**Assignment:**
Without skipping anything, print all of the data exactly.

Extracted records
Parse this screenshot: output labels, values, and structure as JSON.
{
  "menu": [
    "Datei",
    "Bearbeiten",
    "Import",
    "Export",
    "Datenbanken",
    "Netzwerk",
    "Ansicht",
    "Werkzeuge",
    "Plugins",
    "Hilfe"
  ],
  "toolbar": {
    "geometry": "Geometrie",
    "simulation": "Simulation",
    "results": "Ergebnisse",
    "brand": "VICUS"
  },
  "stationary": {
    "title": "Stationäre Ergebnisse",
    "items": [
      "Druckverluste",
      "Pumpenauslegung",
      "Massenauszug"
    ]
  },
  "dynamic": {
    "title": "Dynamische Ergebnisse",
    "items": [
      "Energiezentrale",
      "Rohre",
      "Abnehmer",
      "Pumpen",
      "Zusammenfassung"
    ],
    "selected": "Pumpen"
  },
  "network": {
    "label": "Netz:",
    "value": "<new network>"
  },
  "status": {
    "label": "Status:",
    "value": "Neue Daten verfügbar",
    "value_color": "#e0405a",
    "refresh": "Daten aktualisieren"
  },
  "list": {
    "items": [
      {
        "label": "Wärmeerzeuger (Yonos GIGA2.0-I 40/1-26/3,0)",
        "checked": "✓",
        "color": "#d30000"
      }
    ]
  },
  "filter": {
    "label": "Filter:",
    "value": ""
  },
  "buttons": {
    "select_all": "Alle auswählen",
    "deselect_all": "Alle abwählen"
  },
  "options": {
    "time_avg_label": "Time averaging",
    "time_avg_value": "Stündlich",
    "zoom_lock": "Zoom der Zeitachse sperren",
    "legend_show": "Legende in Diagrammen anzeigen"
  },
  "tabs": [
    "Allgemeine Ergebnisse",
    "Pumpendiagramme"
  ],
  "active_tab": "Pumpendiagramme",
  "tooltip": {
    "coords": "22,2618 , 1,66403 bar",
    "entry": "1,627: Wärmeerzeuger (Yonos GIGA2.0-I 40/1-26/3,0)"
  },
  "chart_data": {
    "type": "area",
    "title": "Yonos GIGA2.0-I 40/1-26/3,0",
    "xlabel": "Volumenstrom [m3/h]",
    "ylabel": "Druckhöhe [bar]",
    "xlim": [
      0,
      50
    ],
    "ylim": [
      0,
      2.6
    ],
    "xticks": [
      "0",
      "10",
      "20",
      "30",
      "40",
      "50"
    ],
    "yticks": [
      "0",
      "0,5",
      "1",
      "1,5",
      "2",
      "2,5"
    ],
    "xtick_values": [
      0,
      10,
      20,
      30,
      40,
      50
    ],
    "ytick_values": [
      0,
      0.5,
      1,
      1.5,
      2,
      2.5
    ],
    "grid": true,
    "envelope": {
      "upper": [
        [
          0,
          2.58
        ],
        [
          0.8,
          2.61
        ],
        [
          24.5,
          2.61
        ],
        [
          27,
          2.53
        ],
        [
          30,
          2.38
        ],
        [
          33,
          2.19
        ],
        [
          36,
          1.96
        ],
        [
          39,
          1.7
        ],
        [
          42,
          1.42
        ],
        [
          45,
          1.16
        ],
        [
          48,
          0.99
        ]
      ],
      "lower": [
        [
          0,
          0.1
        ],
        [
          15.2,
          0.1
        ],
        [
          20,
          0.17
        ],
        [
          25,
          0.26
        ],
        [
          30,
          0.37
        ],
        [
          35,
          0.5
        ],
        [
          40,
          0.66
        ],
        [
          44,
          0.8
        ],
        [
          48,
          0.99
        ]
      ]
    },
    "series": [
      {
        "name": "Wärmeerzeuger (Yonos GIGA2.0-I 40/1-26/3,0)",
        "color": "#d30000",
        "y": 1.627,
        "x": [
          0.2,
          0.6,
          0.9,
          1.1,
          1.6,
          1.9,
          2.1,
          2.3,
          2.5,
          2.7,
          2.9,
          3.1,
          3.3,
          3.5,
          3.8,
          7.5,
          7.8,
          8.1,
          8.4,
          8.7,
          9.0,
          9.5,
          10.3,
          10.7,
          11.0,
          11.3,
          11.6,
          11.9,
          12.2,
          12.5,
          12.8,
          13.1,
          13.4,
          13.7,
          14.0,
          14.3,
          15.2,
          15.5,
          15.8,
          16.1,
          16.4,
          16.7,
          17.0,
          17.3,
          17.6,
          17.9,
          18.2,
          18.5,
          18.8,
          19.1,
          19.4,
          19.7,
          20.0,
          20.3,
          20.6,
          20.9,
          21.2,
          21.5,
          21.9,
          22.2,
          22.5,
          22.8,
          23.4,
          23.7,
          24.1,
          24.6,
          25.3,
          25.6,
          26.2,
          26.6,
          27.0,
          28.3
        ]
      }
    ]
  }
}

**Response:**
Parse this screenshot: output labels, values, and structure as JSON.
{
  "menu": [
    "Datei",
    "Bearbeiten",
    "Import",
    "Export",
    "Datenbanken",
    "Netzwerk",
    "Ansicht",
    "Werkzeuge",
    "Plugins",
    "Hilfe"
  ],
  "toolbar": {
    "geometry": "Geometrie",
    "simulation": "Simulation",
    "results": "Ergebnisse",
    "brand": "VICUS"
  },
  "stationary": {
    "title": "Stationäre Ergebnisse",
    "items": [
      "Druckverluste",
      "Pumpenauslegung",
      "Massenauszug"
    ]
  },
  "dynamic": {
    "title": "Dynamische Ergebnisse",
    "items": [
      "Energiezentrale",
      "Rohre",
      "Abnehmer",
      "Pumpen",
      "Zusammenfassung"
    ],
    "selected": "Pumpen"
  },
  "network": {
    "label": "Netz:",
    "value": "<new network>"
  },
  "status": {
    "label": "Status:",
    "value": "Neue Daten verfügbar",
    "value_color": "#e0405a",
    "refresh": "Daten aktualisieren"
  },
  "list": {
    "items": [
      {
        "label": "Wärmeerzeuger (Yonos GIGA2.0-I 40/1-26/3,0)",
        "checked": "✓",
        "color": "#d30000"
      }
    ]
  },
  "filter": {
    "label": "Filter:",
    "value": ""
  },
  "buttons": {
    "select_all": "Alle auswählen",
    "deselect_all": "Alle abwählen"
  },
  "options": {
    "time_avg_label": "Time averaging",
    "time_avg_value": "Stündlich",
    "zoom_lock": "Zoom der Zeitachse sperren",
    "legend_show": "Legende in Diagrammen anzeigen"
  },
  "tabs": [
    "Allgemeine Ergebnisse",
    "Pumpendiagramme"
  ],
  "active_tab": "Pumpendiagramme",
  "tooltip": {
    "coords": "22,2618 , 1,66403 bar",
    "entry": "1,627: Wärmeerzeuger (Yonos GIGA2.0-I 40/1-26/3,0)"
  },
  "chart_data": {
    "type": "area",
    "title": "Yonos GIGA2.0-I 40/1-26/3,0",
    "xlabel": "Volumenstrom [m3/h]",
    "ylabel": "Druckhöhe [bar]",
    "xlim": [
      0,
      50
    ],
    "ylim": [
      0,
      2.6
    ],
    "xticks": [
      "0",
      "10",
      "20",
      "30",
      "40",
      "50"
    ],
    "yticks": [
      "0",
      "0,5",
      "1",
      "1,5",
      "2",
      "2,5"
    ],
    "xtick_values": [
      0,
      10,
      20,
      30,
      40,
      50
    ],
    "ytick_values": [
      0,
      0.5,
      1,
      1.5,
      2,
      2.5
    ],
    "grid": true,
    "envelope": {
      "upper": [
        [
          0,
          2.58
        ],
        [
          0.8,
          2.61
        ],
        [
          24.5,
          2.61
        ],
        [
          27,
          2.53
        ],
        [
          30,
          2.38
        ],
        [
          33,
          2.19
        ],
        [
          36,
          1.96
        ],
        [
          39,
          1.7
        ],
        [
          42,
          1.42
        ],
        [
          45,
          1.16
        ],
        [
          48,
          0.99
        ]
      ],
      "lower": [
        [
          0,
          0.1
        ],
        [
          15.2,
          0.1
        ],
        [
          20,
          0.17
        ],
        [
          25,
          0.26
        ],
        [
          30,
          0.37
        ],
        [
          35,
          0.5
        ],
        [
          40,
          0.66
        ],
        [
          44,
          0.8
        ],
        [
          48,
          0.99
        ]
      ]
    },
    "series": [
      {
        "name": "Wärmeerzeuger (Yonos GIGA2.0-I 40/1-26/3,0)",
        "color": "#d30000",
        "y": 1.627,
        "x": [
          0.2,
          0.6,
          0.9,
          1.1,
          1.6,
          1.9,
          2.1,
          2.3,
          2.5,
          2.7,
          2.9,
          3.1,
          3.3,
          3.5,
          3.8,
          7.5,
          7.8,
          8.1,
          8.4,
          8.7,
          9.0,
          9.5,
          10.3,
          10.7,
          11.0,
          11.3,
          11.6,
          11.9,
          12.2,
          12.5,
          12.8,
          13.1,
          13.4,
          13.7,
          14.0,
          14.3,
          15.2,
          15.5,
          15.8,
          16.1,
          16.4,
          16.7,
          17.0,
          17.3,
          17.6,
          17.9,
          18.2,
          18.5,
          18.8,
          19.1,
          19.4,
          19.7,
          20.0,
          20.3,
          20.6,
          20.9,
          21.2,
          21.5,
          21.9,
          22.2,
          22.5,
          22.8,
          23.4,
          23.7,
          24.1,
          24.6,
          25.3,
          25.6,
          26.2,
          26.6,
          27.0,
          28.3
        ]
      }
    ]
  }
}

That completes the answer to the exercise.